There is, of course, a long history of specifically male spaces in the family home; workshops and studies come to mind. So the man cave is neither unique nor problematic just for being an isolated male space. And while one might say that booze and sports represent a degradation not just of masculinity but of humanity from literature and craftsmanship, we won’t pursue that line of argument here.

What differentiates the man cave from these more traditional male spaces is that workshops and studies are designed to accommodate a particular, elevating interest. These rooms are only isolated inasmuch as the activities proper to them are best pursued without distraction. With the man cave, however, the isolation from the family—the escape—is the primary purpose of the space. The man cave, therefore, is the image of the traditional male space without its substance.

Of course, a workshop or study could become an escape—a place to hide from family duties or to indulge selfish habits. But this would be a misuse, or abuse, of a space set aside for humane recreations. By contrast, the man cave by its very name announces that it is for me. Whatever happens in the room is merely an artifact of my desires and my personality.

The implication is that the rest of the house—the joint bedroom and the nice kitchen and the kids’ messy quarters and the other TV room—cannot adequately serve me and my precious individuality. (Women, apparently, are not such fragile snowflakes that they need their own room to express themselves. After all, she has the kitchen, right?) Worse, the man cave implies antagonism between the father’s masculine identity and his family identity and duties.

Setting aside a space specifically as a masculine escape from the family signals that masculinity and family life are in tension. Whereas the mother can actualize her full identity in family life, the father, by this logic, can only do so away from family life. This reinforces two damaging notions: first, that the father’s “natural environment” is not in the home participating in communal life, and second, that the family is nothing more than a group of individuals pursuing their own self-interest and self-actualization—and that those interests and identities, especially between the father and his wife and children, are necessarily in conflict.

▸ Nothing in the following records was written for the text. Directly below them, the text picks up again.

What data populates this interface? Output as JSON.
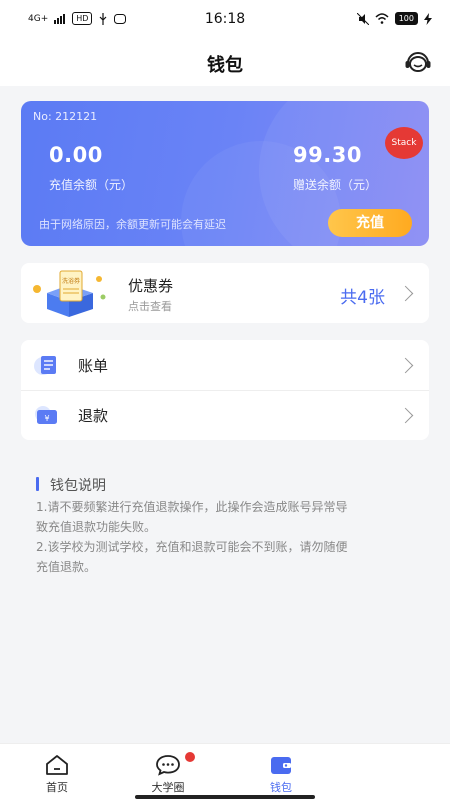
{
  "status_bar": {
    "signal": "4G+",
    "hd": "HD",
    "time": "16:18",
    "battery": "100"
  },
  "header": {
    "title": "钱包"
  },
  "card": {
    "card_no": "No: 212121",
    "badge": "Stack",
    "recharge_balance": "0.00",
    "recharge_label": "充值余额（元）",
    "gift_balance": "99.30",
    "gift_label": "赠送余额（元）",
    "notice": "由于网络原因，余额更新可能会有延迟",
    "topup_label": "充值"
  },
  "coupon": {
    "title": "优惠券",
    "subtitle": "点击查看",
    "count": "共4张",
    "illustration_text": "洗浴券"
  },
  "list": {
    "items": [
      {
        "label": "账单",
        "icon": "bill-icon"
      },
      {
        "label": "退款",
        "icon": "refund-wallet-icon"
      }
    ]
  },
  "description": {
    "title": "钱包说明",
    "lines": [
      "1.请不要频繁进行充值退款操作，此操作会造成账号异常导",
      "致充值退款功能失败。",
      "2.该学校为测试学校，充值和退款可能会不到账，请勿随便",
      "充值退款。"
    ]
  },
  "tabbar": {
    "tabs": [
      {
        "label": "首页",
        "icon": "home-icon"
      },
      {
        "label": "大学圈",
        "icon": "chat-bubble-icon"
      },
      {
        "label": "钱包",
        "icon": "wallet-icon"
      }
    ]
  },
  "colors": {
    "accent": "#4a6bf0",
    "card_gradient_start": "#5b7bf4",
    "card_gradient_end": "#8a8cf4",
    "topup": "#ffaa20",
    "badge": "#e53935"
  }
}
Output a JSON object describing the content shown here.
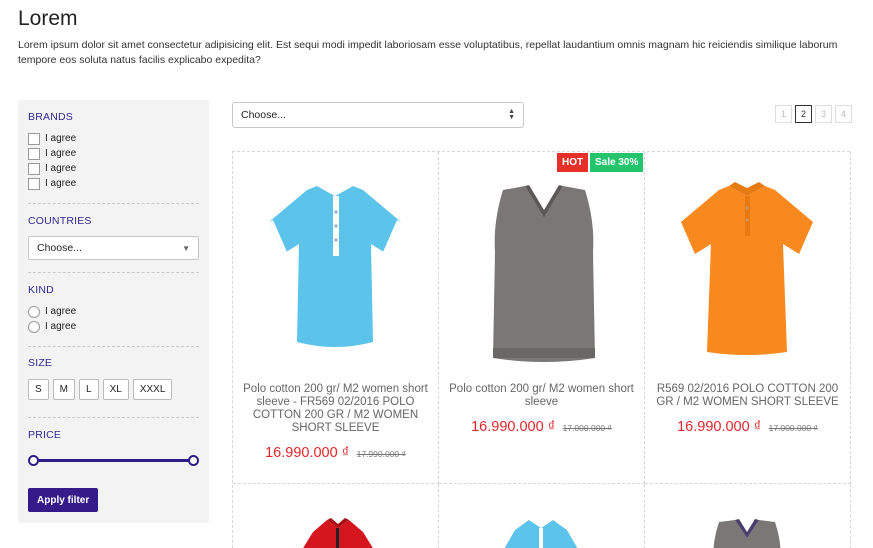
{
  "page": {
    "title": "Lorem",
    "intro": "Lorem ipsum dolor sit amet consectetur adipisicing elit. Est sequi modi impedit laboriosam esse voluptatibus, repellat laudantium omnis magnam hic reiciendis similique laborum tempore eos soluta natus facilis explicabo expedita?"
  },
  "filters": {
    "brands": {
      "heading": "BRANDS",
      "options": [
        "I agree",
        "I agree",
        "I agree",
        "I agree"
      ]
    },
    "countries": {
      "heading": "COUNTRIES",
      "selected": "Choose..."
    },
    "kind": {
      "heading": "KIND",
      "options": [
        "I agree",
        "I agree"
      ]
    },
    "size": {
      "heading": "SIZE",
      "options": [
        "S",
        "M",
        "L",
        "XL",
        "XXXL"
      ]
    },
    "price": {
      "heading": "PRICE",
      "range_min_fraction": 0,
      "range_max_fraction": 1
    },
    "apply_label": "Apply filter"
  },
  "sort": {
    "selected": "Choose..."
  },
  "pagination": {
    "pages": [
      "1",
      "2",
      "3",
      "4"
    ],
    "active": "2"
  },
  "badges": {
    "hot": "HOT",
    "sale": "Sale 30%"
  },
  "products": [
    {
      "name": "Polo cotton 200 gr/ M2 women short sleeve - FR569 02/2016 POLO COTTON 200 GR / M2 WOMEN SHORT SLEEVE",
      "price": "16.990.000 ₫",
      "old_price": "17.990.000 ₫",
      "color": "#5cc3ea",
      "image": "polo-shirt-icon"
    },
    {
      "name": "Polo cotton 200 gr/ M2 women short sleeve",
      "price": "16.990.000 ₫",
      "old_price": "17.000.000 ₫",
      "color": "#7b7777",
      "image": "vest-icon"
    },
    {
      "name": "R569 02/2016 POLO COTTON 200 GR / M2 WOMEN SHORT SLEEVE",
      "price": "16.990.000 ₫",
      "old_price": "17.000.000 ₫",
      "color": "#f7891e",
      "image": "polo-shirt-icon"
    },
    {
      "color": "#d6161f",
      "image": "jacket-icon"
    },
    {
      "color": "#5cc3ea",
      "image": "polo-shirt-icon"
    },
    {
      "color": "#7b7777",
      "image": "vest-icon"
    }
  ],
  "colors": {
    "accent": "#351b8a",
    "price": "#e0262c",
    "hot": "#e8302a",
    "sale": "#23c46c"
  }
}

Both of these notions corrode the cohesion of the family, whose strength as a social unit emerges from and depends on the effacing of the self in the service of community. Otherwise it’s just a bunch of strangers living together.

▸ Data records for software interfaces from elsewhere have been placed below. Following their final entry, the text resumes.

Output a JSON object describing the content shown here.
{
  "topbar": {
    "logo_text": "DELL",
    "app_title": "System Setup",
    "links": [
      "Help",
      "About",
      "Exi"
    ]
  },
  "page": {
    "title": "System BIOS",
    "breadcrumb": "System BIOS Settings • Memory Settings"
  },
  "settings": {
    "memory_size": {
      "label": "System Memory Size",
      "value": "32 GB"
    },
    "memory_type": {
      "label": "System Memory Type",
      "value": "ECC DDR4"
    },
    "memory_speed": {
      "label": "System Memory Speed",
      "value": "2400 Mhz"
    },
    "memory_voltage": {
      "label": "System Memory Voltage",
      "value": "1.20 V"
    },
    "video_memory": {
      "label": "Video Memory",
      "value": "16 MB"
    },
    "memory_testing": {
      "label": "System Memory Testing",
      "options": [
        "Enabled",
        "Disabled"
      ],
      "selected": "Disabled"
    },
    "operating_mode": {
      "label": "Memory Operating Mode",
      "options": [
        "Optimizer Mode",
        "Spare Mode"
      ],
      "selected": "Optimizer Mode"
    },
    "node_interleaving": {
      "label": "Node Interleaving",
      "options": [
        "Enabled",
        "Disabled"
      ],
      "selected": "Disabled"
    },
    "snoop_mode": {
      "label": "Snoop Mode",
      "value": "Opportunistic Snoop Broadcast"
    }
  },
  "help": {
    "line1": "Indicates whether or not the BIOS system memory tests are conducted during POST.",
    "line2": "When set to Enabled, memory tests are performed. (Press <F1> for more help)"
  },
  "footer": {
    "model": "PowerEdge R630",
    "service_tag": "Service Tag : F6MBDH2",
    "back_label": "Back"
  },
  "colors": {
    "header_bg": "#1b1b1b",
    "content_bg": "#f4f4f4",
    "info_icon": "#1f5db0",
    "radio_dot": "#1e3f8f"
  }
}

To be sure, the family cannot be the alpha and the omega of a man’s identity. But neither can it be so for a woman. We all have interests and hobbies and little sanctuaries, physical or psychological, that give us respites from the exigencies of family life and that inform our self-understanding. That’s natural and good. But these aspects of our individual identities should not be placed in conflict with the family identity. After all, personality is most fully expressed not in isolation, but in community.

This concept is especially important for men, who are acutely tempted by the wider culture to a self-destructive individualism. Whereas traditional male spaces signal that masculinity can be expressed through development of elevating personal interests, the man cave signals that masculinity is expressed through escape into a self-made, self-indulgent preserve. This is a corrosive masculinity that dissolves family solidarity and ultimately (and ironically) one’s very sense of self.